Data for this task –
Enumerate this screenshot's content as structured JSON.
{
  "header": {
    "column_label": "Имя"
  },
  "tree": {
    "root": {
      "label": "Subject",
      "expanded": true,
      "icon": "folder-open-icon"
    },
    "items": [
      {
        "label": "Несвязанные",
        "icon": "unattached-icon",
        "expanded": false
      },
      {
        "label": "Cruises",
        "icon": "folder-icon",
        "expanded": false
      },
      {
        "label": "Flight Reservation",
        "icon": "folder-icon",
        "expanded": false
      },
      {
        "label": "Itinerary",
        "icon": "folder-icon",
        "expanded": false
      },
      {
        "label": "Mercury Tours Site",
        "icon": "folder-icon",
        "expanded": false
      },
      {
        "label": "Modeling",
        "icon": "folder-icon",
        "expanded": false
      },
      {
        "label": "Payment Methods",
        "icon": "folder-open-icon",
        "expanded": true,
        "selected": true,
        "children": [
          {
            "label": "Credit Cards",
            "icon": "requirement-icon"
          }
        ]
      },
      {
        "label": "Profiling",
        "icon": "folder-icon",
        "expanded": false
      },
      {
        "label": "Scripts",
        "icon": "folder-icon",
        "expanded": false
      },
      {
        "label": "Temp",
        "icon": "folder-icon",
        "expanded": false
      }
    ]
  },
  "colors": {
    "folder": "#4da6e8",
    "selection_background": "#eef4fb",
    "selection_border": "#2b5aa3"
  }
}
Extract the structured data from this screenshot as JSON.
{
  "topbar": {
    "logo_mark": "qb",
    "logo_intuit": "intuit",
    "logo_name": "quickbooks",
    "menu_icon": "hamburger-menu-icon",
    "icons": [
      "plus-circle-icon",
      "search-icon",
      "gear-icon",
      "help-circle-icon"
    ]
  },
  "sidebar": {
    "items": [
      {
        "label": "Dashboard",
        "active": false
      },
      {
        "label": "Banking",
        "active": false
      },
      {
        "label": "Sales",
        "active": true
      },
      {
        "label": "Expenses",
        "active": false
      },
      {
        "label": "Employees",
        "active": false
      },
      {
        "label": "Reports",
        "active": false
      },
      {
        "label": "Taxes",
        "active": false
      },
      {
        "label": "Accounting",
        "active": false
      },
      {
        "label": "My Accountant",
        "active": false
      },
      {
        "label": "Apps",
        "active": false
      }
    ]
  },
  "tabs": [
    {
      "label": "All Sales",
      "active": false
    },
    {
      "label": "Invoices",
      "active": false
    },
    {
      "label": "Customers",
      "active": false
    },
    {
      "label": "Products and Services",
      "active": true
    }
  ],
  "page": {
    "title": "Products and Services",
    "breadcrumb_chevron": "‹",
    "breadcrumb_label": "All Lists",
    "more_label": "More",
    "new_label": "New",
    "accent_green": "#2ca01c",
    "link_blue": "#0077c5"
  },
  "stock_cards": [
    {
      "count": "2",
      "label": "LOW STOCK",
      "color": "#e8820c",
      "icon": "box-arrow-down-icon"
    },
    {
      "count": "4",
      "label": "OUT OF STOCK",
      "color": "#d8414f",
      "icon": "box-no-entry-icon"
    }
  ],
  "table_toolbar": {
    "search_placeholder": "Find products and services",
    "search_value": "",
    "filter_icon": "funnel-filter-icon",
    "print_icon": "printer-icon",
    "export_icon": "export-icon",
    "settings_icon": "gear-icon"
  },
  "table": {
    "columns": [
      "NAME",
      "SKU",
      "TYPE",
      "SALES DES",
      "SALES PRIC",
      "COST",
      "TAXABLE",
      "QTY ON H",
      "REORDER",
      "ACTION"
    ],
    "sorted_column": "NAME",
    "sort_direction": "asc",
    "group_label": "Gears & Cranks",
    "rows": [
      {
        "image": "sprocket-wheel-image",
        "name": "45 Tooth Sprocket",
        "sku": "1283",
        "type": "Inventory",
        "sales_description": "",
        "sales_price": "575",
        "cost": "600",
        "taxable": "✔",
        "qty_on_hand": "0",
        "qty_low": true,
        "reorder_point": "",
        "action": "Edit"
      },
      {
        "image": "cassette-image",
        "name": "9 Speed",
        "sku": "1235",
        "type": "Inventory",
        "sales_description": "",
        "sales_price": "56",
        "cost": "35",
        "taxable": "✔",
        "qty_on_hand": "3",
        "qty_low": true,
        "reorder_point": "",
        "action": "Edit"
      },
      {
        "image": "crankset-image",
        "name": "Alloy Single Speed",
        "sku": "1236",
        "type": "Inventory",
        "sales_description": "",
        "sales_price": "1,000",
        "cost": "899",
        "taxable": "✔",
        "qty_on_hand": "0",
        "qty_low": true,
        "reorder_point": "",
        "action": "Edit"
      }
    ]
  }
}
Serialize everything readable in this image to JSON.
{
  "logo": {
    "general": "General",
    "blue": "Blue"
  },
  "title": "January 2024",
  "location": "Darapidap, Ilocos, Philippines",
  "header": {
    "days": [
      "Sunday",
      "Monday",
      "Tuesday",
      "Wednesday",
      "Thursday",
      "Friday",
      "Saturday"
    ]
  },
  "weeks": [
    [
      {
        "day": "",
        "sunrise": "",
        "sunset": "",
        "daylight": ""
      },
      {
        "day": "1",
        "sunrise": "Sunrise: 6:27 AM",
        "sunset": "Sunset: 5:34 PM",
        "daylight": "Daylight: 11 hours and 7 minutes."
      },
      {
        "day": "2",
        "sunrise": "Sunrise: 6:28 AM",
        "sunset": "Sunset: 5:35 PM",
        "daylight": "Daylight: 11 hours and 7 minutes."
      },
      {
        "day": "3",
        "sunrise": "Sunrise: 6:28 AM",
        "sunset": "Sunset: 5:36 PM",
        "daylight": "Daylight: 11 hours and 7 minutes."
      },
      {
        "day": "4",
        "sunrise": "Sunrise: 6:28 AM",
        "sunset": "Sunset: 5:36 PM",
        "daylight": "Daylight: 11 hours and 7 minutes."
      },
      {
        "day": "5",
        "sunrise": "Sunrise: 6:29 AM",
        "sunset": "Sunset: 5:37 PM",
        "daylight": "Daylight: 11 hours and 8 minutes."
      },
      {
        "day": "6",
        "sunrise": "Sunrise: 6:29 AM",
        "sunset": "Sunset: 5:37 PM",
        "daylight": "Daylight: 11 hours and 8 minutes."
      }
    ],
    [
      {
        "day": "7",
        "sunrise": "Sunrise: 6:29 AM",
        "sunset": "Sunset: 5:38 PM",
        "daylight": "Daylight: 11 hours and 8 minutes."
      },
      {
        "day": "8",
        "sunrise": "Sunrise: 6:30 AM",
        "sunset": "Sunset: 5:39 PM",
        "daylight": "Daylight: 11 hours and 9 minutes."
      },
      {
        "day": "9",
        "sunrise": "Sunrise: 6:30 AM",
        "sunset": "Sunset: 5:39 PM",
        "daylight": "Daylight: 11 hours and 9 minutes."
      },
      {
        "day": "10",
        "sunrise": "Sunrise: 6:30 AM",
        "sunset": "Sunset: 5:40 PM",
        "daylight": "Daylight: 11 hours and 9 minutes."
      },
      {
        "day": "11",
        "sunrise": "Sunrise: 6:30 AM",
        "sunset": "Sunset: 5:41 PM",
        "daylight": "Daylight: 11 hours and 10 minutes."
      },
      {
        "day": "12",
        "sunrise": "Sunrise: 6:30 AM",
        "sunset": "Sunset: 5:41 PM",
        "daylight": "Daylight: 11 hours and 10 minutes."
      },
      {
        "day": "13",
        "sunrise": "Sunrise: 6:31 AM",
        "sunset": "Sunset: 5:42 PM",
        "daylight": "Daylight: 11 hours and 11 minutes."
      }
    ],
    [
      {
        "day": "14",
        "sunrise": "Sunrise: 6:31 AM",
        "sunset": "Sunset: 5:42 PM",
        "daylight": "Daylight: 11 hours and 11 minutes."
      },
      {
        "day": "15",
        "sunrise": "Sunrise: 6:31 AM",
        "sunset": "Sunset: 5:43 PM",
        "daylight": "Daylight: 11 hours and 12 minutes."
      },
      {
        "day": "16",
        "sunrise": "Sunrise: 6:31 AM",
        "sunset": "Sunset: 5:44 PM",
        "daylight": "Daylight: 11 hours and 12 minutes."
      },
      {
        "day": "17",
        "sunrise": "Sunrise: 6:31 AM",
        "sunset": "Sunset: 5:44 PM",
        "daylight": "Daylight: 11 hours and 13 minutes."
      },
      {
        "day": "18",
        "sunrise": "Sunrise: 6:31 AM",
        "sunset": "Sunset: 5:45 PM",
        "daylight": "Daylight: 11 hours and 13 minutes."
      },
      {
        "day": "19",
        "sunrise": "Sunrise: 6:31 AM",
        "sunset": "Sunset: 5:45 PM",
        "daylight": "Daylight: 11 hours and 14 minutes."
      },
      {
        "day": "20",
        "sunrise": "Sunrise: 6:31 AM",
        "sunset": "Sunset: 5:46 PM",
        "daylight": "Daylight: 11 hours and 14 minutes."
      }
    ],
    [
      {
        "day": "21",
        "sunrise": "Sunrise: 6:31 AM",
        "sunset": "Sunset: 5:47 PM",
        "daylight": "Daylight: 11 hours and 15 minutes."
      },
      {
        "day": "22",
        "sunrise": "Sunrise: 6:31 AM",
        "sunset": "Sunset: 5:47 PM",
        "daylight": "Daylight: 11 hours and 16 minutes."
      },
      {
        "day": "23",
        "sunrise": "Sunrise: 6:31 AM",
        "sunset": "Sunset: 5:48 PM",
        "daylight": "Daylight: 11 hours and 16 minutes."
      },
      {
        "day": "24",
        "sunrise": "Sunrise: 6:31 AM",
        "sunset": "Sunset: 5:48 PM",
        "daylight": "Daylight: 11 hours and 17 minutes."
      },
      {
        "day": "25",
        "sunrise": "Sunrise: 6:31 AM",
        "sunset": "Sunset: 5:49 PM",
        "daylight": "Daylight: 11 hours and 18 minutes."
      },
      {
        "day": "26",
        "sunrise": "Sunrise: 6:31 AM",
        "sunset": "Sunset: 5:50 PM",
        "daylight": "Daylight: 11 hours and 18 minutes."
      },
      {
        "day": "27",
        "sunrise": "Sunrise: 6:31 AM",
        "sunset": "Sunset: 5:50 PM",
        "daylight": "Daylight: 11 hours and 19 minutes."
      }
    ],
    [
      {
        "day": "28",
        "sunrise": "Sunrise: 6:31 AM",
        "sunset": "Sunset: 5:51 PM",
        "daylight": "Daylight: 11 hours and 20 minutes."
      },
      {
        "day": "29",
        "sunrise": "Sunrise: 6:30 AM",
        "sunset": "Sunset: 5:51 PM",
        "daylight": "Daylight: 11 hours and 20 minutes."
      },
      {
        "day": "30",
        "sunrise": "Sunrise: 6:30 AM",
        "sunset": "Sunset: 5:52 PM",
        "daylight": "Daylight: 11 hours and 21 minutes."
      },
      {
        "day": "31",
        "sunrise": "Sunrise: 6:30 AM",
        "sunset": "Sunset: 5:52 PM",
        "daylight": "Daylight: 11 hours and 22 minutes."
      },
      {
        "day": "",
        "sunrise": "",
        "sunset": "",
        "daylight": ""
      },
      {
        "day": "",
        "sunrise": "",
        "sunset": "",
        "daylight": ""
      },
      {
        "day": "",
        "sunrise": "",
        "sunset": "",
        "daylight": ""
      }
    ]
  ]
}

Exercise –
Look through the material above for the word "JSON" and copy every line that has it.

Finished task –
Enumerate this screenshot's content as structured JSON.
Extract the structured data from this screenshot as JSON.
Serialize everything readable in this image to JSON.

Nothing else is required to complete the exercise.